YOUR OBJECTIVE: If a line in the data below contains "from", copy it.

INFORMATION:
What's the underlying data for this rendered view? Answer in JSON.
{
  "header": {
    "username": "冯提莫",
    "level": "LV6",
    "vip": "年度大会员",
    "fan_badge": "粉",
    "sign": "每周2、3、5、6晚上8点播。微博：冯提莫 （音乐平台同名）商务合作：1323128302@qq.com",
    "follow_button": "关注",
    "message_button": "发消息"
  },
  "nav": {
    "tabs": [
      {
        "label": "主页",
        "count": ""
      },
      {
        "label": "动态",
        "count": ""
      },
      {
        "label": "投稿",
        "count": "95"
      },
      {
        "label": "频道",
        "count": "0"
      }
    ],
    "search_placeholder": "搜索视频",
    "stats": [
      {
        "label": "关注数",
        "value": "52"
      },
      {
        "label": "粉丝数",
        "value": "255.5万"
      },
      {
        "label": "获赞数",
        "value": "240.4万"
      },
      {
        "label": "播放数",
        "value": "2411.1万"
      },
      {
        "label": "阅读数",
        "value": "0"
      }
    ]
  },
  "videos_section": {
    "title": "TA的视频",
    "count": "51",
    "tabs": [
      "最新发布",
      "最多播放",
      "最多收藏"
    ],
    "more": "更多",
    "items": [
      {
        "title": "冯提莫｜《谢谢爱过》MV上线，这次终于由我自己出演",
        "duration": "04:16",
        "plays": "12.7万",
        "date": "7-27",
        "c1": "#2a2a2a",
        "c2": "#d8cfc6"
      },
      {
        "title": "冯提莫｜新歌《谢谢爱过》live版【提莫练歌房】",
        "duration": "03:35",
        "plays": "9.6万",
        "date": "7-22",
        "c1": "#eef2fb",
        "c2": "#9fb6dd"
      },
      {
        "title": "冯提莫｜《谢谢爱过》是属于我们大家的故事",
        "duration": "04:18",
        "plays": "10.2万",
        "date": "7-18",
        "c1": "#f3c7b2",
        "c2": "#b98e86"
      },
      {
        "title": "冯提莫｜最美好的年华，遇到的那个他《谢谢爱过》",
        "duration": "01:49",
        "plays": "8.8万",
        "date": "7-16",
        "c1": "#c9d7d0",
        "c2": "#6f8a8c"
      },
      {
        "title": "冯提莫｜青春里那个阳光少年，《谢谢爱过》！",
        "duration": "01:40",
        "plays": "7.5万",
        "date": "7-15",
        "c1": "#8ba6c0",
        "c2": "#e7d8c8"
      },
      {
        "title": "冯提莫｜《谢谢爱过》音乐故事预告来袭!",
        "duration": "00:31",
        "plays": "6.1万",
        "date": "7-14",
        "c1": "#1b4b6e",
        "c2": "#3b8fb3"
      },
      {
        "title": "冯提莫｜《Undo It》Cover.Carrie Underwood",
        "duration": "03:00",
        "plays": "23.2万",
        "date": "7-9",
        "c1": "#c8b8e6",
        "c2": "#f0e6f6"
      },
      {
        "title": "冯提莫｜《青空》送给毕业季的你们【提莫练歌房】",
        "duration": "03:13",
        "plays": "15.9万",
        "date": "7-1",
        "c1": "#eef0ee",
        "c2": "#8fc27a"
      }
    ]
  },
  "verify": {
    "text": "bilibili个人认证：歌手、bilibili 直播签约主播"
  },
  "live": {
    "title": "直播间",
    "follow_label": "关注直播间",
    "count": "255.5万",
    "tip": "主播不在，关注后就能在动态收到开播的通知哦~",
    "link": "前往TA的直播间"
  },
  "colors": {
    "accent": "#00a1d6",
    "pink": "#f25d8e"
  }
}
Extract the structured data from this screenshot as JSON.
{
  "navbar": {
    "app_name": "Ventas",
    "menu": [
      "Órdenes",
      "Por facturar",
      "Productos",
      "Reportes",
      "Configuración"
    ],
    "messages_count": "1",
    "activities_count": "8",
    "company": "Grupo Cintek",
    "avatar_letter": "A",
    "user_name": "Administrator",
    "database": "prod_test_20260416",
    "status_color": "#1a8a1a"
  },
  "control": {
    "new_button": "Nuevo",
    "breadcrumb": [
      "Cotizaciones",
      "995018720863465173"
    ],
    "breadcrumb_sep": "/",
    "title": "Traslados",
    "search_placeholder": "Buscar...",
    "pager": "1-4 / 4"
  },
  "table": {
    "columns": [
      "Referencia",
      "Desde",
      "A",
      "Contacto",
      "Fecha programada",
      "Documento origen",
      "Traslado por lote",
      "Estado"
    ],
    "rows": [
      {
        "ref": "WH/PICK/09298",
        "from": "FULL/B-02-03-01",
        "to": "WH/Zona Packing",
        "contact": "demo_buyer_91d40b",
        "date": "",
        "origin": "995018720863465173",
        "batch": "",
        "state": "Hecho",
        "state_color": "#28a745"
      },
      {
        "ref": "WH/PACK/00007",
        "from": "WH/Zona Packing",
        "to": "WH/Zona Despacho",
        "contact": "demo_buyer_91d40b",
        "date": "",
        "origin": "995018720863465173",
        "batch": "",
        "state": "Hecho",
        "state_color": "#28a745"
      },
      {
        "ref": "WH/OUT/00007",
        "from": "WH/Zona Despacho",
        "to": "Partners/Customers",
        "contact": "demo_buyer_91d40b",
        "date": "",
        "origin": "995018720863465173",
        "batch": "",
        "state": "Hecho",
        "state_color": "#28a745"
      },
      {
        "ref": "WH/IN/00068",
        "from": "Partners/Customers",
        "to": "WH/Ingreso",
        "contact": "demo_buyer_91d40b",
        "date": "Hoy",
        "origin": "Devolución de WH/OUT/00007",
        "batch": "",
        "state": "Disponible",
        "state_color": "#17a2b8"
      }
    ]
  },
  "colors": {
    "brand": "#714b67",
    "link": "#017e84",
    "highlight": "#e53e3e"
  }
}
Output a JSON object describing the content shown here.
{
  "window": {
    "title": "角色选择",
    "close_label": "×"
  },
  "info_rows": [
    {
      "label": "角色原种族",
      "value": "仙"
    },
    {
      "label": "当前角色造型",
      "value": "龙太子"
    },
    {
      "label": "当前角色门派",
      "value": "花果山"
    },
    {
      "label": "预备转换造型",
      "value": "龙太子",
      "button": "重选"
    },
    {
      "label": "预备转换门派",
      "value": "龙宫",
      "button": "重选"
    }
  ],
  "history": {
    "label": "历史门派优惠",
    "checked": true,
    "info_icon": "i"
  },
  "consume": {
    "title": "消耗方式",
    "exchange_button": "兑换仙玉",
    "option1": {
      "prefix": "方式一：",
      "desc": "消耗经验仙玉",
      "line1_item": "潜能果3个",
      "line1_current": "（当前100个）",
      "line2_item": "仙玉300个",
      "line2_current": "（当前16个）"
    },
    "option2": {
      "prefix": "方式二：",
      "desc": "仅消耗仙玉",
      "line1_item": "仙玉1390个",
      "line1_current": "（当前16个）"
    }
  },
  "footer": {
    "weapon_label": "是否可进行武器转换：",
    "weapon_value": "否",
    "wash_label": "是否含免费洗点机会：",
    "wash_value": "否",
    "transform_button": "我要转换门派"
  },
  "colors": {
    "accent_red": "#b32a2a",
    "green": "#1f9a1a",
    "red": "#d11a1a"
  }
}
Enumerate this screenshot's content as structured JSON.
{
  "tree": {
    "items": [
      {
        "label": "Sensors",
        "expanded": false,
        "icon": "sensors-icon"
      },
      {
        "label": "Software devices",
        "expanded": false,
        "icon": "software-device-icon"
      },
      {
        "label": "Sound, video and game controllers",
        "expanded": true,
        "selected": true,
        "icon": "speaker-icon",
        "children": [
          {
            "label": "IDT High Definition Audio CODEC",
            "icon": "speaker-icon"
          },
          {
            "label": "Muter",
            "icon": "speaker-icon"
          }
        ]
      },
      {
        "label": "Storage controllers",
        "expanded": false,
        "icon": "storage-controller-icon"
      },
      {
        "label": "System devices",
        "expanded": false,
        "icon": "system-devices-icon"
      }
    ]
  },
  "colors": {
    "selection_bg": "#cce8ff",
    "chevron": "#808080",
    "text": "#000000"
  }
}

WRITTEN REPLY:
Extract the structured data from this screenshot as JSON.
        "from": "FULL/B-02-03-01",
        "from": "WH/Zona Packing",
        "from": "WH/Zona Despacho",
        "from": "Partners/Customers",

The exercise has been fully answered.